Follow me robot

:confused: Please tell me if it is possible to make a robot follow a signal. For example: the robot would constantly go in the direction of a device on my key chain or in my wallet. Is this possible?

maybe is you use a couple light sensors that are pointed in different direction and have the robot move towards the greatest light reading, say, from a flashlight.

oohhh man u gave me great idea though i dont have parts to build.
use only the receiver plug from the ultra sonic sensor and find something else with the same mhz sound or whatever and set that robot to move towards it of course

What if i used components other than vex. What would be the best way in your opinion to achieve the key chain (or something similar) result? I have searched the internet but cant find an easy solution to this problem.

try a digital compass and carry around a huge magnet:D

i got another idea
ask vex to create a sensor that follows (strong) magnetic activity

well I guess i asked a question that nobody can answer.

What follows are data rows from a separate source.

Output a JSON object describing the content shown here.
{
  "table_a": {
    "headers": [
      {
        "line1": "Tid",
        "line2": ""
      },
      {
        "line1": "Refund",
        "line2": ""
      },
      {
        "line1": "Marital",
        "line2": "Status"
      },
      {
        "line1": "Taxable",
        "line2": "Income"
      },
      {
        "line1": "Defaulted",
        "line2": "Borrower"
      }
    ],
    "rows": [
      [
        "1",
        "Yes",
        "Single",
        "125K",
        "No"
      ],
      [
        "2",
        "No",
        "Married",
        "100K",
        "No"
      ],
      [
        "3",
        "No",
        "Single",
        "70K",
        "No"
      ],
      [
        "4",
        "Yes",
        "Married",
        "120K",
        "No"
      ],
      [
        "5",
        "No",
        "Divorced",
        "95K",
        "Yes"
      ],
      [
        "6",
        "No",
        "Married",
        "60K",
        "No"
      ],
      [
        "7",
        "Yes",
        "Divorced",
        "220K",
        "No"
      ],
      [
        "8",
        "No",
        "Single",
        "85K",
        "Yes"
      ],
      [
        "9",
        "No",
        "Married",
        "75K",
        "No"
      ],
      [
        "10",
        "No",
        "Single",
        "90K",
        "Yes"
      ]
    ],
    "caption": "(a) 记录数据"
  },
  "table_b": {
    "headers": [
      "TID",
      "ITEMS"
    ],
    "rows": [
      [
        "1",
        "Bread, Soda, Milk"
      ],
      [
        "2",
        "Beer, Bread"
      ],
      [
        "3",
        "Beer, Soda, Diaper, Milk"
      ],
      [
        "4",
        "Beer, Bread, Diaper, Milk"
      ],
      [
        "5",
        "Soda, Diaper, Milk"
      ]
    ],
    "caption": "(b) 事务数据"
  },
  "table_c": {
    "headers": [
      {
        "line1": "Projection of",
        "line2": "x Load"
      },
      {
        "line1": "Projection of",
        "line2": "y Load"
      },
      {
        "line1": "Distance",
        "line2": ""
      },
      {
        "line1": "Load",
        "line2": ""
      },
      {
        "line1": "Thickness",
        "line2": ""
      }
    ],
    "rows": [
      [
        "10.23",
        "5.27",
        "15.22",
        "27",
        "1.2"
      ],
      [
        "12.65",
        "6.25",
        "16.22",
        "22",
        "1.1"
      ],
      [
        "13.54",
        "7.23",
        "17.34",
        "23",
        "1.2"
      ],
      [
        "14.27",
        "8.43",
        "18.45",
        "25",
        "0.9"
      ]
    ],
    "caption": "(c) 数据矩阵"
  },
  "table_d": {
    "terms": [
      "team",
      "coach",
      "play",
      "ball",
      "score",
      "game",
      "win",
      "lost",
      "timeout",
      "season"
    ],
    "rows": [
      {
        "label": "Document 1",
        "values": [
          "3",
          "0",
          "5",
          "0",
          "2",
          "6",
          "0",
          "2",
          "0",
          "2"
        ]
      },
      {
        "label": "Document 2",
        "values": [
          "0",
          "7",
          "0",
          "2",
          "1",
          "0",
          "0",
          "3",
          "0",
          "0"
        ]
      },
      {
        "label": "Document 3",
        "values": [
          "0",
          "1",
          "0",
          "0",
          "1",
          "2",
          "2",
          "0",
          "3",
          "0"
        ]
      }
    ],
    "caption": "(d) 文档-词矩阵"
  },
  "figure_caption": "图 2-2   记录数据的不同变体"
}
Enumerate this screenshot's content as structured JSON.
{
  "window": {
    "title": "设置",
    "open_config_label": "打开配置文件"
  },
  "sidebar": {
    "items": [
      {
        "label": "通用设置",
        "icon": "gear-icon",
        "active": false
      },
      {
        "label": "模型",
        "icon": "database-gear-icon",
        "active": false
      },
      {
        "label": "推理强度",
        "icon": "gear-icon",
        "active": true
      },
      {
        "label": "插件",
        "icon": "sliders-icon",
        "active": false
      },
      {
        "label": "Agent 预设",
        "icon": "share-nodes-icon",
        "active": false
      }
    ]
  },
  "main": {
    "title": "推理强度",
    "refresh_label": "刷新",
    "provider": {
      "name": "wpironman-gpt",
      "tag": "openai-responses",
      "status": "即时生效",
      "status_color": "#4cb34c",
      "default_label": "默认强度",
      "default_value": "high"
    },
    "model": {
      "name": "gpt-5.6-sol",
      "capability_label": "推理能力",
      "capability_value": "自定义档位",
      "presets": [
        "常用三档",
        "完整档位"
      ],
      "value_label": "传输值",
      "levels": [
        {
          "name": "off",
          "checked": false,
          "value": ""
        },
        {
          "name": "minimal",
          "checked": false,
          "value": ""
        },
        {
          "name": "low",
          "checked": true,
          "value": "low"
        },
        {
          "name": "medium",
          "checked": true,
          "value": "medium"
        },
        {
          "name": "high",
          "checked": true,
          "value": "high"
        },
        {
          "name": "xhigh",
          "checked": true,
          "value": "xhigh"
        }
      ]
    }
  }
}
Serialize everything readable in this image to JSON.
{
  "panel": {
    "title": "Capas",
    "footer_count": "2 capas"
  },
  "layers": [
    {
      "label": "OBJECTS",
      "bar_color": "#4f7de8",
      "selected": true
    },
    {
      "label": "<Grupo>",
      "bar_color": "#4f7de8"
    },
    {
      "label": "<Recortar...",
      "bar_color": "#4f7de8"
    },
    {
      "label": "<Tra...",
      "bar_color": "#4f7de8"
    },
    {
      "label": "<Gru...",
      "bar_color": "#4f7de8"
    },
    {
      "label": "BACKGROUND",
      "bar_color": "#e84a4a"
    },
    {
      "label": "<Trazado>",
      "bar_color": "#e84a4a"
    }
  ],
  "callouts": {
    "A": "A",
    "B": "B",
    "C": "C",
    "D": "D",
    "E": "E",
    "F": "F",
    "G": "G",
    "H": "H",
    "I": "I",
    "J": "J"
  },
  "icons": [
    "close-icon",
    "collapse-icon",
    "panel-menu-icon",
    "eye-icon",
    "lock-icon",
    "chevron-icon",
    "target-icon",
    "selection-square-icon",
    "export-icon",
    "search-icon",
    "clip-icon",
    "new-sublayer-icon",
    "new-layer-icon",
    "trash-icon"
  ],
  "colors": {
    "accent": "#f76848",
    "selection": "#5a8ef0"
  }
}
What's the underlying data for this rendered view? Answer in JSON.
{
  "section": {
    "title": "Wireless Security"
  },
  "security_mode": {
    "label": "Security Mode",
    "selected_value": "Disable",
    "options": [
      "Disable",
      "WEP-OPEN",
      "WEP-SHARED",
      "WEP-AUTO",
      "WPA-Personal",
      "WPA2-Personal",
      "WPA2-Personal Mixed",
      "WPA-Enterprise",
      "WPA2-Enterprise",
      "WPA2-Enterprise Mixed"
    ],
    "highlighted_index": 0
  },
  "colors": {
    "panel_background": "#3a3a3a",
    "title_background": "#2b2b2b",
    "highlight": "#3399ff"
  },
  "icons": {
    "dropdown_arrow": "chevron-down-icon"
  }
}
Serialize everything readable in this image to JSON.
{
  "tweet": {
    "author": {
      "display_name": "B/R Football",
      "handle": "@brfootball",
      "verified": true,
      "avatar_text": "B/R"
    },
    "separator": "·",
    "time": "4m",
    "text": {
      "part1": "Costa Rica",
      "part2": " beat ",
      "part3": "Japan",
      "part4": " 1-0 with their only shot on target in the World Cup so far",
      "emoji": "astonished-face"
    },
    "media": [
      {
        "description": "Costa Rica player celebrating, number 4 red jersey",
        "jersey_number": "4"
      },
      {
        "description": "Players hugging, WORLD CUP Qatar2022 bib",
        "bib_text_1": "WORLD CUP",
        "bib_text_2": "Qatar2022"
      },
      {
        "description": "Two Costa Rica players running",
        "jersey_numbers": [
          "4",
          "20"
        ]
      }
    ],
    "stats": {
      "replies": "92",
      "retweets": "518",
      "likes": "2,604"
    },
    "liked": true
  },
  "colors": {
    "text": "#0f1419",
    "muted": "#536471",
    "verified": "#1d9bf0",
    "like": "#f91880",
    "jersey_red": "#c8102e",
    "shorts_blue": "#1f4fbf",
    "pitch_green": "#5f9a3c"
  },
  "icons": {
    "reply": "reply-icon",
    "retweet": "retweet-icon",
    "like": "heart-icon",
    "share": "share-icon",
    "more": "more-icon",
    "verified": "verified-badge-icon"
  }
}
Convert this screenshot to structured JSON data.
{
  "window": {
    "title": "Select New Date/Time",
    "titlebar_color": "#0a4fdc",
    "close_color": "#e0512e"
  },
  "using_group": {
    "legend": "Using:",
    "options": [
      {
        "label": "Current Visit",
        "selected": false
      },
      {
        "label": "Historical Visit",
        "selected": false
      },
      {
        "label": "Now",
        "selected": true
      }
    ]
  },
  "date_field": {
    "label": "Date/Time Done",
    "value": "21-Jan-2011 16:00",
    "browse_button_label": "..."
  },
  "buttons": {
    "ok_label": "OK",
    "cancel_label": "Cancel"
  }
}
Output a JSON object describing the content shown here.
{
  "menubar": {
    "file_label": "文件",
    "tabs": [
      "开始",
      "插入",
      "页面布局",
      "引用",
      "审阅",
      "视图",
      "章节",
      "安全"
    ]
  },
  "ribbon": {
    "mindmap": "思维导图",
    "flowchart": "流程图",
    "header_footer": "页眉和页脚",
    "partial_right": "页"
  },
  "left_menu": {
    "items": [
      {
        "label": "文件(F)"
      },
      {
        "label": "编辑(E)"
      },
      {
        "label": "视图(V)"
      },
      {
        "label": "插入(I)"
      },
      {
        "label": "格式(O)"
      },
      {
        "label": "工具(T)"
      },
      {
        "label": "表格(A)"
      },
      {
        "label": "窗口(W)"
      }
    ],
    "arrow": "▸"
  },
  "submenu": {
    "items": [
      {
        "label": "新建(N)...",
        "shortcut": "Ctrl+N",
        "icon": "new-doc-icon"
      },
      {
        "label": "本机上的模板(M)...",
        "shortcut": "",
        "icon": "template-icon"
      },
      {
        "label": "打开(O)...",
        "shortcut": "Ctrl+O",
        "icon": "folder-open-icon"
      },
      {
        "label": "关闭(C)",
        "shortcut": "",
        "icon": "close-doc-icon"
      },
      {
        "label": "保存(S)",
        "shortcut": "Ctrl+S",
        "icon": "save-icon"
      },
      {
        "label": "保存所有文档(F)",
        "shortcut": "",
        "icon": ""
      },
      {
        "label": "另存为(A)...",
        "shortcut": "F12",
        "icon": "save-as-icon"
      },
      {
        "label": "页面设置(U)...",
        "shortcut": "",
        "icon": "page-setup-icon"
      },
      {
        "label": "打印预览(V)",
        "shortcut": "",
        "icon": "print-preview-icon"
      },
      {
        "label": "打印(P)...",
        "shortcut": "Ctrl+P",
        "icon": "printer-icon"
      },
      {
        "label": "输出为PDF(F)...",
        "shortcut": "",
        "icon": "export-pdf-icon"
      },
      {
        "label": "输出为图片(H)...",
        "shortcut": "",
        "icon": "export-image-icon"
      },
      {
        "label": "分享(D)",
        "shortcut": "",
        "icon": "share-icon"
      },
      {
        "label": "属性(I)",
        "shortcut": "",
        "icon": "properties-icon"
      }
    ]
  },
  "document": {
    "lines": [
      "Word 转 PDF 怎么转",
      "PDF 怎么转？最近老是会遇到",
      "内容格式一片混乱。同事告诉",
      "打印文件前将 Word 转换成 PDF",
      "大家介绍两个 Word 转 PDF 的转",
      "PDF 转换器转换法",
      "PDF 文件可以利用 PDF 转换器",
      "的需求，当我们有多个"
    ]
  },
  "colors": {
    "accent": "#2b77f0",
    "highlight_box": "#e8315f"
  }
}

I thought i would be inundated with ideas and all i got was sarcasm.

okay, i wasnt joking when i said a magnetic sensor, which is a digital compass, because that would be one solution:mad:. but there isnt any other wasy i can think of to make a robot follow something it cant see. sure, if you wanted to make this task a bit easier you could have it follow a green light on the back of your shirt with the CMUCam, but that is kinda hard to program. there is no “easy” solution to this problem

When you tell me how high “Up” is, I’ll answer your question…:slight_smile:

Your question is poorly worded, and that is one reason why you are getting few replies.

It is dead easy to make a Vex bot follow any thing, if you know where the thing is.

It is big-time hard to implement a sensor that will tell the vex bot, in 3 dimensions, with “good” accuracy and precision, where that “thing” is; and also be able to distinguish (often enough) the thing from other similar objects

You need to start thinking about ways to remotely (no contact) sense the properties/presence of an object, and about ways to convert the sensor(s) measurements into an estimate of the object’s location.

Narrow your question down to some specifics and I suspect folks will be able to help you brainstorm a good approach.


I’d say you use two ultrasonic sensors and put one on the robot and wire up one and put it on you somewhere

… only would it have to be pointing at the robot…


I appreciate the help guys, sorry if i sounded like a jerk. I have learned a lot from this site in a short amount of time.

I would put very bright IR LEDs on the back of my shirt and use a vex line tracker kit. The line tracker kit senses IR light and since three come in a pack, it may be easier to detect the location of your IR shirt.

PS this may also work with tracking IR from remotes

Hope this helps!:smiley:

I would try RFID, you would have to adapt your own sensor but with a combination of the iultrasonic sensor I believe you could make a pretty good system.

Or have a tracking system on you and then have it send data wirelessly to the robot, then the robot moves based on your path.

I would personally use a heat seeking sensor that could detect you (human body temperature) and follow you around. THis can be done because there was an article in Robot Magazine about a robot that was programmed to follow a cat.:slight_smile:

Good luck


that would be amazing!

I have been looking to do the same thing. I found this

and it’s just the thing, except I don’t need the horsepower that this thing has. I would also like to make some design changes, etc.

I am curious as to what you want to use this for?

I would try RFID, you would have to adapt your own sensor but with a combination of the iultrasonic sensor I believe you could make a pretty good system.

Method 1
I think using two ultrasonic sensors separated by about 1 foot would give you enough angle resolution to do pursuit tracking. Use one sensor to trigger a pulse and then measure the time difference between the two receiver return signals using interrupts. This is a technique of passive angle detection. Assuming you can resolve distances of about 1 inch, this would give you about 5 deg angle resolution. The angle = arcsin(d/l) where l is the sensor separation and d is the difference in distance computed by multiplying the time difference by the speed of sound. You can do the ranging to target based on either sensor using the normal ultrasonic ranging software.

So hook up both sensor receivers to the interrupt ports as usual and measure the time between interrupts after the ranging pulse has been sent.

This requires that the receivers of both sensors be active continuously. I think this is the case but not sure.

It might be possible to double the range by using a sonic transponder on the target. However, timing delays in the transponder… i. e. receiving a pulse, and then triggering an echo pulse would have to known and be very repeatable over time.

Method 2:
This requires a hardware front end that can measure phase difference between two continuous sonic waves. The target is given a transmitter that transmits continuously and using closely spaced sonic receivers (less than .5 wavelength) , you can measure the phase difference using a phase discriminator. This phase is proportional to “d” and angle is again arcsin(d/l).
You might use a carrier of around 15khz (about .8 in wavelength) and put the sensors about .4 inches apart. This would give you double the range capability since it is one way. As you got in close, you could be using the vex 40khz sonic ranging to measure range.